• YouTube and Amazon Prime Video Apps Return to Fire TV and Chromecast

    Frustrated Chromecast and Fire TV users can now breathe a sigh of relief: parent companies Google and Amazon have announced that apps for YouTube and Prime Video are officially available the other company’s CTV devices. That means Prime Video can be cast once again using Chromecast and is on Android TV devices. And YouTube’s app is available on Fire TV Stick (2nd gen), Fire TV Stick 4K, Fire TV Cube, Fire TV Stick Basic Edition, and Fire TV smart TVs (e.g. Toshiba, Insignia, Element, Westinghouse).

    The resolution was signaled a few months ago and comes after two years of tit-for-tat moves between the companies related to Amazon’s decision not to sell some of Google’s Nest products and Google disabling YouTube from working on Amazon’s Echo Show device (the new agreement doesn’t mention YouTube on Echo Show).

    The whole fracas illustrated how intertwined content services, devices and online sales have become. YouTube is a massive video service that Google wants on all third-party CTV devices to increase viewership and ad monetization (recent research showed nearly half of video ad impressions now occur on CTVs). Google’s Nest devices are critical to its whole home strategy, yet it needs Amazon’s powerful platform to drive unit sales.
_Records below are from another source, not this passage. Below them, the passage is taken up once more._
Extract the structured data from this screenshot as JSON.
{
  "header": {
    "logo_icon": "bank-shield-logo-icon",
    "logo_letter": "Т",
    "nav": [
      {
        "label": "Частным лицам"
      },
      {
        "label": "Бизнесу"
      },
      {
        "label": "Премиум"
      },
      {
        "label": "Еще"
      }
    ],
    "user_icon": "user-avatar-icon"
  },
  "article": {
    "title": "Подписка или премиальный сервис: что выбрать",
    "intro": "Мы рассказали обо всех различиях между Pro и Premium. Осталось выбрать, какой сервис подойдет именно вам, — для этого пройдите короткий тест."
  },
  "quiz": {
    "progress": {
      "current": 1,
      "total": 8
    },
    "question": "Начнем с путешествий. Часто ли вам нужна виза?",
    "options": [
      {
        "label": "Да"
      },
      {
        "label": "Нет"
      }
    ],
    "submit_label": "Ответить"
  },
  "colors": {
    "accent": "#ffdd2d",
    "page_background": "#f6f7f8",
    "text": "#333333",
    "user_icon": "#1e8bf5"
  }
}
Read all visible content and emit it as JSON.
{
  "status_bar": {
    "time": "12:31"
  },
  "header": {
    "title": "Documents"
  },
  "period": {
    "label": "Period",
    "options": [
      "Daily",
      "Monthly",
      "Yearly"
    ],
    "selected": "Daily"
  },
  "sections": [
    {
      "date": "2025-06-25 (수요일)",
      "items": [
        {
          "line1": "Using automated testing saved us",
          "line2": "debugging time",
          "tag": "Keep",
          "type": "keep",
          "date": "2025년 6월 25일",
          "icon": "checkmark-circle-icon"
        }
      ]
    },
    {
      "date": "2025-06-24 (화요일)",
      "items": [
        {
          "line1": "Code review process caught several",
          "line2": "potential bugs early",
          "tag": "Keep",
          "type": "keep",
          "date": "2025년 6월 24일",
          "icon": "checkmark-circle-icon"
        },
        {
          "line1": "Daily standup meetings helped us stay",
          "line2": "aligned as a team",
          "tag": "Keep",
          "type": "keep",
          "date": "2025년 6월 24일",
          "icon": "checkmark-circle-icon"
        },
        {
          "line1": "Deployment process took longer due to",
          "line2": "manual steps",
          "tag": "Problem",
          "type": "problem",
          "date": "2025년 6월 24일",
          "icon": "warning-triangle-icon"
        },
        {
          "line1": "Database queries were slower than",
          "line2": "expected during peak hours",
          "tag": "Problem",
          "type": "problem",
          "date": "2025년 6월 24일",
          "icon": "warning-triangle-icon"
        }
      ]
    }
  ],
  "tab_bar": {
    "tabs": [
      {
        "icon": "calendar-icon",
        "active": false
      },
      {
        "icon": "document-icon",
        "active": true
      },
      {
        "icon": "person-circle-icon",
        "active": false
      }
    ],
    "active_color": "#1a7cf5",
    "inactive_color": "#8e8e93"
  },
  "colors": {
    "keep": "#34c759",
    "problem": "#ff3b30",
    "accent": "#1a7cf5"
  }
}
    Meanwhile Amazon is investing heavily in original programming and also wants its Prime Video app on all devices, as it battles Netflix (and soon Disney+ and Apple TV+) for share of SVOD viewership.

    So even though both companies had ample incentives to resolve their differences, it took a while to do so. Along the way it was owners of the companies’ devices that suffered by not being able to get access to these popular content services. And a clear winner was Roku, which, as an independent third party, has had both YouTube and Prime Video (not to mention thousands of other apps).

    Big tech companies like Amazon and Google are jostling for the pole position in various aspects of our lives. To the extent that any one of them decides to tweak their strategy and disadvantage a competitor, there will be periodic disruptions to consumers.